*What is being asked*:
Could you copy each line of the entries that contains "CreateInfluencers"?

###

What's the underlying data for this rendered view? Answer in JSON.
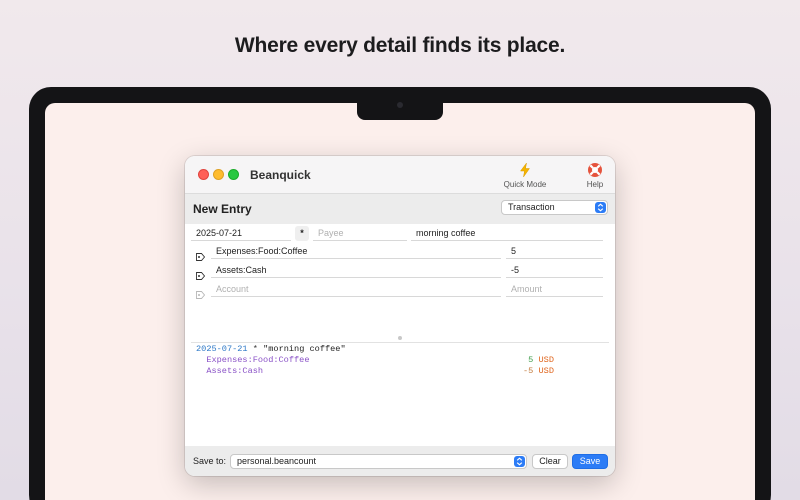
{
  "headline": "Where every detail finds its place.",
  "app": {
    "title": "Beanquick",
    "toolbar": {
      "quick_mode_label": "Quick Mode",
      "help_label": "Help"
    }
  },
  "entry": {
    "section_title": "New Entry",
    "type_select": "Transaction",
    "date": "2025-07-21",
    "flag": "*",
    "payee_placeholder": "Payee",
    "narration": "morning coffee",
    "postings": [
      {
        "account": "Expenses:Food:Coffee",
        "amount": "5"
      },
      {
        "account": "Assets:Cash",
        "amount": "-5"
      }
    ],
    "new_posting": {
      "account_placeholder": "Account",
      "amount_placeholder": "Amount"
    }
  },
  "preview": {
    "date": "2025-07-21",
    "flag": "*",
    "narration": "\"morning coffee\"",
    "lines": [
      {
        "account": "Expenses:Food:Coffee",
        "number": "5",
        "currency": "USD"
      },
      {
        "account": "Assets:Cash",
        "number": "-5",
        "currency": "USD"
      }
    ]
  },
  "footer": {
    "save_to_label": "Save to:",
    "file": "personal.beancount",
    "clear_label": "Clear",
    "save_label": "Save"
  },
  "colors": {
    "accent": "#2c7cf6",
    "preview_date": "#2e79c7",
    "preview_account": "#8a52c7",
    "preview_number": "#3f9d4b",
    "preview_negative": "#c27a3c",
    "preview_currency": "#e0651d"
  },
  "icons": {
    "quick_mode": "lightning-bolt-icon",
    "help": "lifebuoy-icon",
    "posting": "tag-icon",
    "select": "chevron-up-down-icon"
  }
}
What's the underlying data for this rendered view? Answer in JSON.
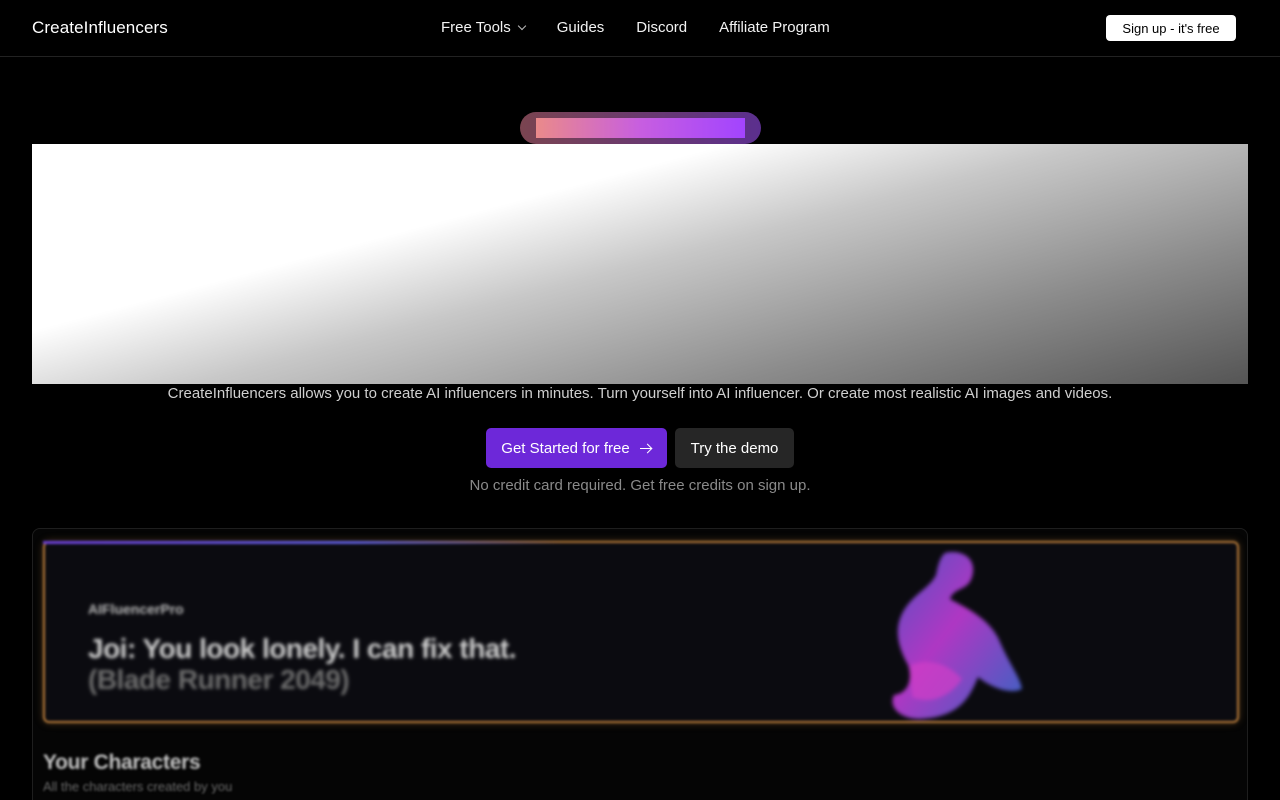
{
  "nav": {
    "brand": "CreateInfluencers",
    "links": [
      "Free Tools",
      "Guides",
      "Discord",
      "Affiliate Program"
    ],
    "signup_label": "Sign up - it's free"
  },
  "hero": {
    "subtitle": "CreateInfluencers allows you to create AI influencers in minutes. Turn yourself into AI influencer. Or create most realistic AI images and videos.",
    "cta_primary": "Get Started for free",
    "cta_demo": "Try the demo",
    "note": "No credit card required. Get free credits on sign up."
  },
  "preview": {
    "banner_brand": "AIFluencerPro",
    "banner_title": "Joi: You look lonely. I can fix that.",
    "banner_subtitle": "(Blade Runner 2049)",
    "section_title": "Your Characters",
    "section_subtitle": "All the characters created by you"
  },
  "colors": {
    "accent": "#6d28d9",
    "banner_border": "#b57a3a",
    "figure": "#c13cd8"
  }
}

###

*Your solution*:
    "brand": "CreateInfluencers",
    "subtitle": "CreateInfluencers allows you to create AI influencers in minutes. Turn yourself into AI influencer. Or create most realistic AI images and videos.",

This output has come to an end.